Emperor Taizong created the glorious Tang Dynasty, the peak of Chinese history. His words and actions in many areas were recorded in Zhenguan Zhengyao. Below are some examples.

Emperor Kangxi (Public Domain)
Emperor Taizong (Public Domain)

* * *

Article 19: Modesty

In the second year of the Zhenguan era, Emperor Taizong once said to his courtiers, “People often believe emperors are the highest and they have no fear. But I am modest and humble and do have fear. Emperor Shun in ancient times once told Yu the Great, ‘Only if you stop showing off will people cease to compete with you to see who is more talented; only if you stop boasting will people cease to argue with you to see who is more accomplished.’

In the I Ching (The Book of Changes) it also says, ‘As a person, the worst trait is complacency and the best is humility.’ If an emperor always thinks highly of himself and fails to be humble, who would dare to confront him and point out his mistakes? Because of that, before I say or do anything, I first check to see if it is respectful of the divine and that it will satisfy officials.
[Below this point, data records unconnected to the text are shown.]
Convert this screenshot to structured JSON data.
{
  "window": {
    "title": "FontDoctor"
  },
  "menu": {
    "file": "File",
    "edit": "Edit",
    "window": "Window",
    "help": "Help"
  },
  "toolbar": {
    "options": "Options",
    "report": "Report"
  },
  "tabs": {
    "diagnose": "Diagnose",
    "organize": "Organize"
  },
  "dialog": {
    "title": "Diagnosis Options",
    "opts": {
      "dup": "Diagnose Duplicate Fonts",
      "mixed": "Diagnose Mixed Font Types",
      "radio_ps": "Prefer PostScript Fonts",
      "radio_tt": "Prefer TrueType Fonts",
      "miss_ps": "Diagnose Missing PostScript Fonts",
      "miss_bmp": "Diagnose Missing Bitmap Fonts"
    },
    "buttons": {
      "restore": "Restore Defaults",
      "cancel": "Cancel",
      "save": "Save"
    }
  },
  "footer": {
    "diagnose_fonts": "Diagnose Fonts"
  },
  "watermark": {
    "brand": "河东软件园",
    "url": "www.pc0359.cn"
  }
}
The divine is high but is aware of everything—how can I not be fearful? The officials are all looking up to me—how can I not be afraid? Although I am always humble and fearful, I am still worried, wondering if they will comply with heaven’s will and people’s needs.”

Wei Zheng replied, “There is an ancient saying, ‘Very often people had a good start, but few could make it to the end.’ I hope Your Majesty will remain humble and fearful, day after day. Our country will then be strong and firm with no catastrophes. This was really how Emperor Yao and Emperor Shun kept the peace.”
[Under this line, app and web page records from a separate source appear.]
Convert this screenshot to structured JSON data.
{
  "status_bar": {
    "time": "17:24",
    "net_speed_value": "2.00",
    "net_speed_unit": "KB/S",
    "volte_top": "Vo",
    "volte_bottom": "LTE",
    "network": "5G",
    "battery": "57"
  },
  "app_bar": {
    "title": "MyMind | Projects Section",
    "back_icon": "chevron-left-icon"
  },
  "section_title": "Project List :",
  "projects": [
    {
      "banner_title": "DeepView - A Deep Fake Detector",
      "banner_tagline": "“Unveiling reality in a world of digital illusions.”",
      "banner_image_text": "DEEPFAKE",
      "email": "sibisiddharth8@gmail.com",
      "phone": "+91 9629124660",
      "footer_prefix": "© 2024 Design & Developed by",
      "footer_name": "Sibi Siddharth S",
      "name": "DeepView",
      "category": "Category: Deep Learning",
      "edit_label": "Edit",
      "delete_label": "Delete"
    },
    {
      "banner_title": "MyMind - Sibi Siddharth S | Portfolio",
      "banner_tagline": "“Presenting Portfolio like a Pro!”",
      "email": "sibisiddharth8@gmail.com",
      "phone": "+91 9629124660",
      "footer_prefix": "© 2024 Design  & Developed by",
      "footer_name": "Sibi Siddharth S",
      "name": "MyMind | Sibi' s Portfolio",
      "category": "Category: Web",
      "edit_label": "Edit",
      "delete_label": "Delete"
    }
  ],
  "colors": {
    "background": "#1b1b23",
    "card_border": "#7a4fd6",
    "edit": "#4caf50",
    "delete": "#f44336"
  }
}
Article 13: Kindness and Virtue

In the 13th year of the Zhenguan era, Emperor Taizong said to his courtiers, “A deep forest will have birds that rest; a lake will have fish that swim; kindness and virtue will result in prosperity. People all know to stay away from disasters, but they do not know that cherishing kindness and virtue will prevent disasters from occurring. One should always keep this in mind and abide by it. Slacking off for even a short time will lead to a major derailment. It is as essential to our bodies as food and water. Only by eating enough food can one live a long life.”

Article 22: Careful with Speech

In the second year of the Zhenguan era, Emperor Taizong said to his courtiers, “Before I say anything when I am sitting in the imperial court, I always first consider if it will benefit the people. Therefore, I dare not speak much.”

In the eighth year of the Zhenguan era, Emperor Taizong said to his courtiers, “A gentleman’s words have weight—they are not trivial. Even an ordinary person could be disgraced if he makes an inappropriate remark and someone writes it down. If a king says something improper, how can the damage be compared to that of an ordinary person? I often bear this in mind. When Emperor Yang of Sui first visited Ganquan Palace, he liked it but complained there were no fireflies. So he issued an edict to ‘collect fireflies to light up the palace at night.’ His officials ordered thousands of people to collect fireflies and sent 500 carts of fireflies next to the palace. The effects of even a trivial matter can lead to something like this, let alone something bigger.”

Wei Zheng replied, “An emperor is the highest in the kingdom. If there is something improper, people view it like an eclipse of the sun or moon—everyone will be able to see it. It is indeed like Your Majesty has noted, that one must be careful about what one says.”

* * *

Emperor Kangxi spoke very highly of Zhenguan Zhengyao and Emperor Taizong’s era:

“Many years having passed,
this book still shines among the history books;
In the past over one thousand years,
Zhenguan’s was the most prosperous era.
Cherishing virtue led to peace and no wars,
leaving laws unnecessary and jails empty;
With civilization established everywhere in the country,
both officials and citizens celebrated with joy.
This legacy was recorded,
passed down in history dynasty after dynasty;
Forty articles comprise this book,
and they all carry the same theme:
Following kindness and virtue will last long,
failing to do so will lead to a dead end.”

Beacons in History: From Emperor Taizong to Emperor Kangxi (Part 2)